Dataset rows describing interfaces:

- - - - - - -

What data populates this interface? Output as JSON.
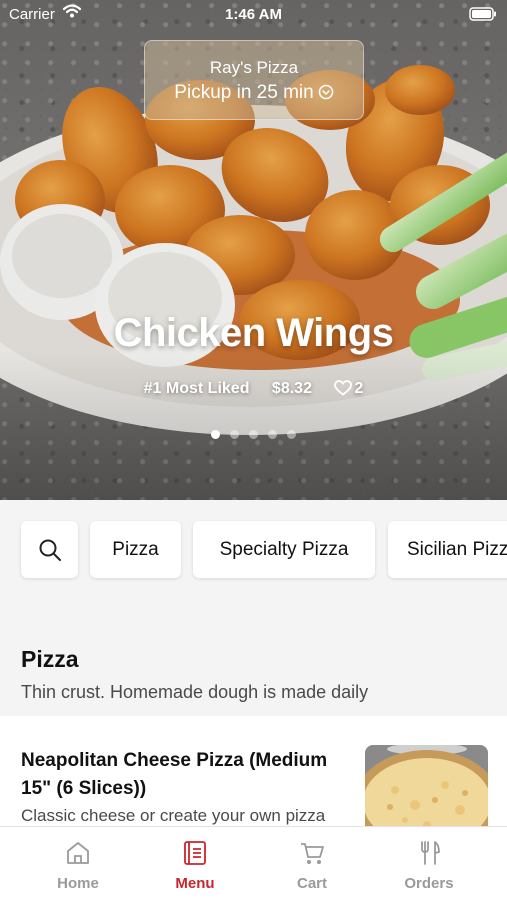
{
  "status_bar": {
    "carrier": "Carrier",
    "time": "1:46 AM",
    "wifi_icon": "wifi-icon",
    "battery_icon": "battery-icon"
  },
  "store": {
    "name": "Ray's Pizza",
    "pickup": "Pickup in 25 min",
    "chevron_icon": "chevron-down-circle-icon"
  },
  "hero": {
    "title": "Chicken Wings",
    "badge": "#1 Most Liked",
    "price": "$8.32",
    "likes": "2",
    "heart_icon": "heart-icon",
    "slide_count": 5,
    "active_slide": 1
  },
  "categories": {
    "search_icon": "search-icon",
    "items": [
      "Pizza",
      "Specialty Pizza",
      "Sicilian Pizza"
    ]
  },
  "section": {
    "title": "Pizza",
    "subtitle": "Thin crust. Homemade dough is made daily"
  },
  "menu_items": [
    {
      "name": "Neapolitan Cheese Pizza (Medium 15\" (6 Slices))",
      "description": "Classic cheese or create your own pizza"
    }
  ],
  "tabs": [
    {
      "label": "Home",
      "icon": "home-icon",
      "active": false
    },
    {
      "label": "Menu",
      "icon": "menu-book-icon",
      "active": true
    },
    {
      "label": "Cart",
      "icon": "cart-icon",
      "active": false
    },
    {
      "label": "Orders",
      "icon": "utensils-icon",
      "active": false
    }
  ],
  "colors": {
    "accent": "#c9252c",
    "tab_inactive": "#9a9a9a",
    "background": "#f4f4f4"
  }
}
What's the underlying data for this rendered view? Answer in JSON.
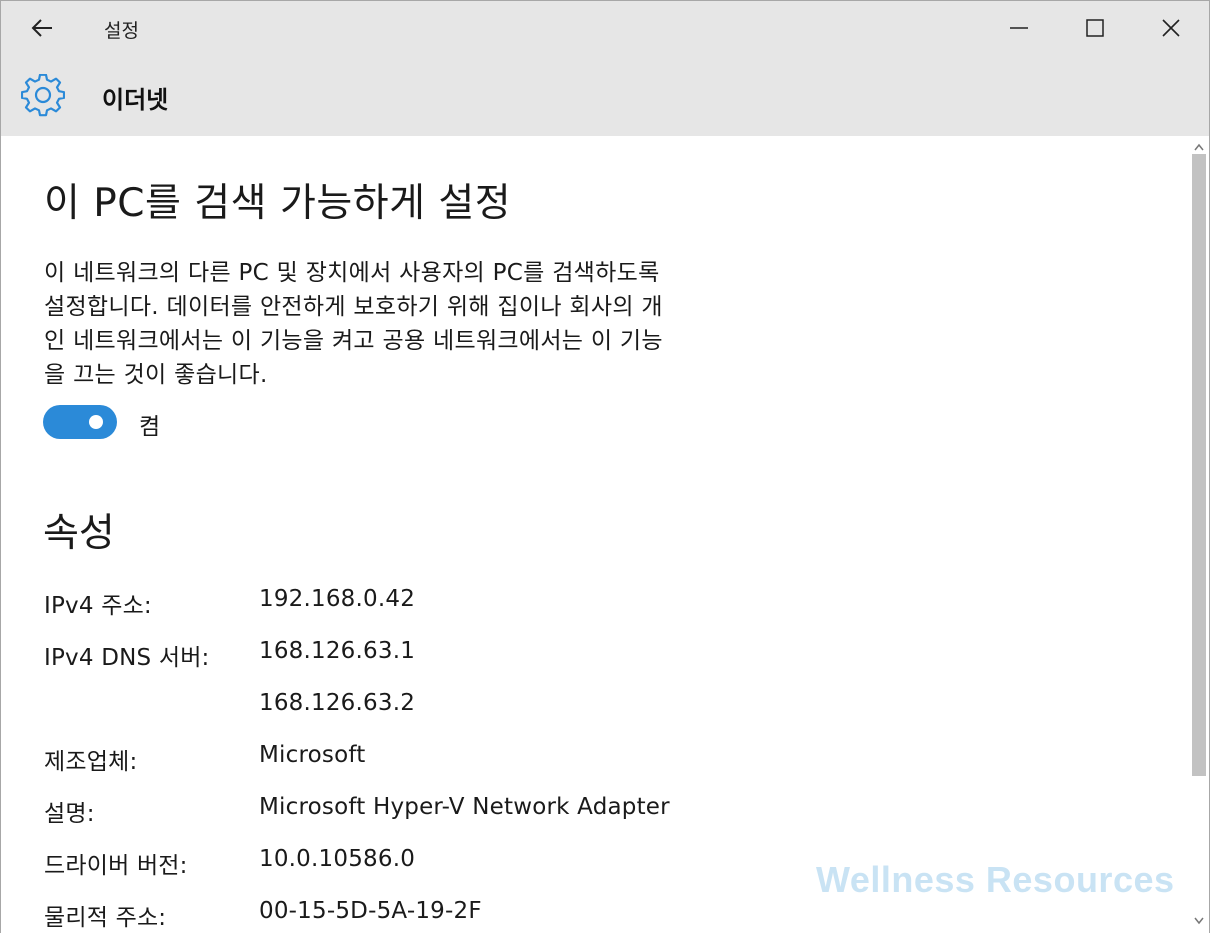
{
  "window": {
    "app_title": "설정",
    "controls": {
      "minimize": "minimize-icon",
      "maximize": "maximize-icon",
      "close": "close-icon"
    }
  },
  "header": {
    "icon": "gear-icon",
    "title": "이더넷"
  },
  "discoverable": {
    "heading": "이 PC를 검색 가능하게 설정",
    "description_lines": [
      "이 네트워크의 다른 PC 및 장치에서 사용자의 PC를 검색하도록",
      "설정합니다. 데이터를 안전하게 보호하기 위해 집이나 회사의 개",
      "인 네트워크에서는 이 기능을 켜고 공용 네트워크에서는 이 기능",
      "을 끄는 것이 좋습니다."
    ],
    "toggle_state": "on",
    "toggle_label": "켬"
  },
  "properties": {
    "heading": "속성",
    "rows": [
      {
        "label": "IPv4 주소:",
        "value": "192.168.0.42"
      },
      {
        "label": "IPv4 DNS 서버:",
        "value": "168.126.63.1"
      },
      {
        "label": "",
        "value": "168.126.63.2"
      },
      {
        "label": "제조업체:",
        "value": "Microsoft"
      },
      {
        "label": "설명:",
        "value": "Microsoft Hyper-V Network Adapter"
      },
      {
        "label": "드라이버 버전:",
        "value": "10.0.10586.0"
      },
      {
        "label": "물리적 주소:",
        "value": "00-15-5D-5A-19-2F"
      }
    ]
  },
  "watermark": "Wellness Resources",
  "colors": {
    "accent": "#2b8ad8",
    "chrome": "#e6e6e6",
    "scroll_thumb": "#c2c2c2"
  }
}
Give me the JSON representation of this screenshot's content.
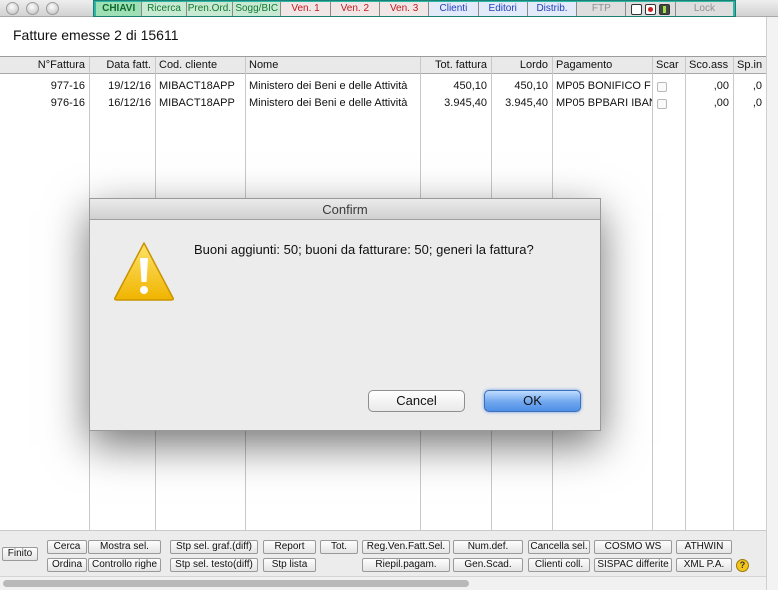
{
  "toolbar": {
    "items": [
      {
        "label": "CHIAVI",
        "style": "chiavi"
      },
      {
        "label": "Ricerca",
        "style": "green"
      },
      {
        "label": "Pren.Ord.",
        "style": "green"
      },
      {
        "label": "Sogg/BIC",
        "style": "green"
      },
      {
        "label": "Ven. 1",
        "style": "red"
      },
      {
        "label": "Ven. 2",
        "style": "red"
      },
      {
        "label": "Ven. 3",
        "style": "red"
      },
      {
        "label": "Clienti",
        "style": "blue"
      },
      {
        "label": "Editori",
        "style": "blue"
      },
      {
        "label": "Distrib.",
        "style": "blue"
      },
      {
        "label": "FTP",
        "style": "grey"
      },
      {
        "label": "",
        "style": "icons"
      },
      {
        "label": "Lock",
        "style": "grey"
      }
    ]
  },
  "page": {
    "title": "Fatture emesse 2 di 15611"
  },
  "table": {
    "headers": [
      "N°Fattura",
      "Data fatt.",
      "Cod. cliente",
      "Nome",
      "Tot. fattura",
      "Lordo",
      "Pagamento",
      "Scar",
      "Sco.ass",
      "Sp.in"
    ],
    "rows": [
      {
        "numero": "977-16",
        "data": "19/12/16",
        "cliente": "MIBACT18APP",
        "nome": "Ministero dei Beni e delle Attività",
        "totale": "450,10",
        "lordo": "450,10",
        "pagamento": "MP05  BONIFICO F",
        "scar": "",
        "sconto": ",00",
        "spese": ",0"
      },
      {
        "numero": "976-16",
        "data": "16/12/16",
        "cliente": "MIBACT18APP",
        "nome": "Ministero dei Beni e delle Attività",
        "totale": "3.945,40",
        "lordo": "3.945,40",
        "pagamento": "MP05  BPBARI IBAN",
        "scar": "",
        "sconto": ",00",
        "spese": ",0"
      }
    ]
  },
  "bottom": {
    "finito": "Finito",
    "cerca": "Cerca",
    "ordina": "Ordina",
    "mostra_sel": "Mostra sel.",
    "controllo_righe": "Controllo righe",
    "stp_sel_graf": "Stp sel. graf.(diff)",
    "stp_sel_testo": "Stp sel. testo(diff)",
    "report": "Report",
    "stp_lista": "Stp lista",
    "tot": "Tot.",
    "reg_ven": "Reg.Ven.Fatt.Sel.",
    "riepil_pagam": "Riepil.pagam.",
    "num_def": "Num.def.",
    "gen_scad": "Gen.Scad.",
    "cancella_sel": "Cancella sel.",
    "clienti_coll": "Clienti coll.",
    "cosmo_ws": "COSMO WS",
    "sispac": "SISPAC differite",
    "athwin": "ATHWIN",
    "xml_pa": "XML P.A.",
    "help": "?"
  },
  "dialog": {
    "title": "Confirm",
    "message": "Buoni aggiunti: 50; buoni da fatturare: 50; generi la fattura?",
    "cancel_label": "Cancel",
    "ok_label": "OK",
    "icon": "warning-icon"
  },
  "colors": {
    "toolbar_bg": "#2fb5a5",
    "ok_button": "#6fa7ee",
    "warning": "#f2c30f"
  }
}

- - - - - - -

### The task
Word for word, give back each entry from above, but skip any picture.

### Solution for this problem
What data populates this interface? Output as JSON.
{
  "status_bar": {
    "carrier": "Carrier",
    "time": "1:46 AM",
    "wifi_icon": "wifi-icon",
    "battery_icon": "battery-icon"
  },
  "store": {
    "name": "Ray's Pizza",
    "pickup": "Pickup in 25 min",
    "chevron_icon": "chevron-down-circle-icon"
  },
  "hero": {
    "title": "Chicken Wings",
    "badge": "#1 Most Liked",
    "price": "$8.32",
    "likes": "2",
    "heart_icon": "heart-icon",
    "slide_count": 5,
    "active_slide": 1
  },
  "categories": {
    "search_icon": "search-icon",
    "items": [
      "Pizza",
      "Specialty Pizza",
      "Sicilian Pizza"
    ]
  },
  "section": {
    "title": "Pizza",
    "subtitle": "Thin crust. Homemade dough is made daily"
  },
  "menu_items": [
    {
      "name": "Neapolitan Cheese Pizza (Medium 15\" (6 Slices))",
      "description": "Classic cheese or create your own pizza"
    }
  ],
  "tabs": [
    {
      "label": "Home",
      "icon": "home-icon",
      "active": false
    },
    {
      "label": "Menu",
      "icon": "menu-book-icon",
      "active": true
    },
    {
      "label": "Cart",
      "icon": "cart-icon",
      "active": false
    },
    {
      "label": "Orders",
      "icon": "utensils-icon",
      "active": false
    }
  ],
  "colors": {
    "accent": "#c9252c",
    "tab_inactive": "#9a9a9a",
    "background": "#f4f4f4"
  }
}
What's the underlying data for this rendered view? Answer in JSON.
{
  "window": {
    "app_title": "설정",
    "controls": {
      "minimize": "minimize-icon",
      "maximize": "maximize-icon",
      "close": "close-icon"
    }
  },
  "header": {
    "icon": "gear-icon",
    "title": "이더넷"
  },
  "discoverable": {
    "heading": "이 PC를 검색 가능하게 설정",
    "description_lines": [
      "이 네트워크의 다른 PC 및 장치에서 사용자의 PC를 검색하도록",
      "설정합니다. 데이터를 안전하게 보호하기 위해 집이나 회사의 개",
      "인 네트워크에서는 이 기능을 켜고 공용 네트워크에서는 이 기능",
      "을 끄는 것이 좋습니다."
    ],
    "toggle_state": "on",
    "toggle_label": "켬"
  },
  "properties": {
    "heading": "속성",
    "rows": [
      {
        "label": "IPv4 주소:",
        "value": "192.168.0.42"
      },
      {
        "label": "IPv4 DNS 서버:",
        "value": "168.126.63.1"
      },
      {
        "label": "",
        "value": "168.126.63.2"
      },
      {
        "label": "제조업체:",
        "value": "Microsoft"
      },
      {
        "label": "설명:",
        "value": "Microsoft Hyper-V Network Adapter"
      },
      {
        "label": "드라이버 버전:",
        "value": "10.0.10586.0"
      },
      {
        "label": "물리적 주소:",
        "value": "00-15-5D-5A-19-2F"
      }
    ]
  },
  "watermark": "Wellness Resources",
  "colors": {
    "accent": "#2b8ad8",
    "chrome": "#e6e6e6",
    "scroll_thumb": "#c2c2c2"
  }
}
Give me the JSON representation of this screenshot's content.
{
  "toolbar": {
    "items": [
      {
        "label": "CHIAVI",
        "style": "chiavi"
      },
      {
        "label": "Ricerca",
        "style": "green"
      },
      {
        "label": "Pren.Ord.",
        "style": "green"
      },
      {
        "label": "Sogg/BIC",
        "style": "green"
      },
      {
        "label": "Ven. 1",
        "style": "red"
      },
      {
        "label": "Ven. 2",
        "style": "red"
      },
      {
        "label": "Ven. 3",
        "style": "red"
      },
      {
        "label": "Clienti",
        "style": "blue"
      },
      {
        "label": "Editori",
        "style": "blue"
      },
      {
        "label": "Distrib.",
        "style": "blue"
      },
      {
        "label": "FTP",
        "style": "grey"
      },
      {
        "label": "",
        "style": "icons"
      },
      {
        "label": "Lock",
        "style": "grey"
      }
    ]
  },
  "page": {
    "title": "Fatture emesse 2 di 15611"
  },
  "table": {
    "headers": [
      "N°Fattura",
      "Data fatt.",
      "Cod. cliente",
      "Nome",
      "Tot. fattura",
      "Lordo",
      "Pagamento",
      "Scar",
      "Sco.ass",
      "Sp.in"
    ],
    "rows": [
      {
        "numero": "977-16",
        "data": "19/12/16",
        "cliente": "MIBACT18APP",
        "nome": "Ministero dei Beni e delle Attività",
        "totale": "450,10",
        "lordo": "450,10",
        "pagamento": "MP05  BONIFICO F",
        "scar": "",
        "sconto": ",00",
        "spese": ",0"
      },
      {
        "numero": "976-16",
        "data": "16/12/16",
        "cliente": "MIBACT18APP",
        "nome": "Ministero dei Beni e delle Attività",
        "totale": "3.945,40",
        "lordo": "3.945,40",
        "pagamento": "MP05  BPBARI IBAN",
        "scar": "",
        "sconto": ",00",
        "spese": ",0"
      }
    ]
  },
  "bottom": {
    "finito": "Finito",
    "cerca": "Cerca",
    "ordina": "Ordina",
    "mostra_sel": "Mostra sel.",
    "controllo_righe": "Controllo righe",
    "stp_sel_graf": "Stp sel. graf.(diff)",
    "stp_sel_testo": "Stp sel. testo(diff)",
    "report": "Report",
    "stp_lista": "Stp lista",
    "tot": "Tot.",
    "reg_ven": "Reg.Ven.Fatt.Sel.",
    "riepil_pagam": "Riepil.pagam.",
    "num_def": "Num.def.",
    "gen_scad": "Gen.Scad.",
    "cancella_sel": "Cancella sel.",
    "clienti_coll": "Clienti coll.",
    "cosmo_ws": "COSMO WS",
    "sispac": "SISPAC differite",
    "athwin": "ATHWIN",
    "xml_pa": "XML P.A.",
    "help": "?"
  },
  "dialog": {
    "title": "Confirm",
    "message": "Buoni aggiunti: 50; buoni da fatturare: 50; generi la fattura?",
    "cancel_label": "Cancel",
    "ok_label": "OK",
    "icon": "warning-icon"
  },
  "colors": {
    "toolbar_bg": "#2fb5a5",
    "ok_button": "#6fa7ee",
    "warning": "#f2c30f"
  }
}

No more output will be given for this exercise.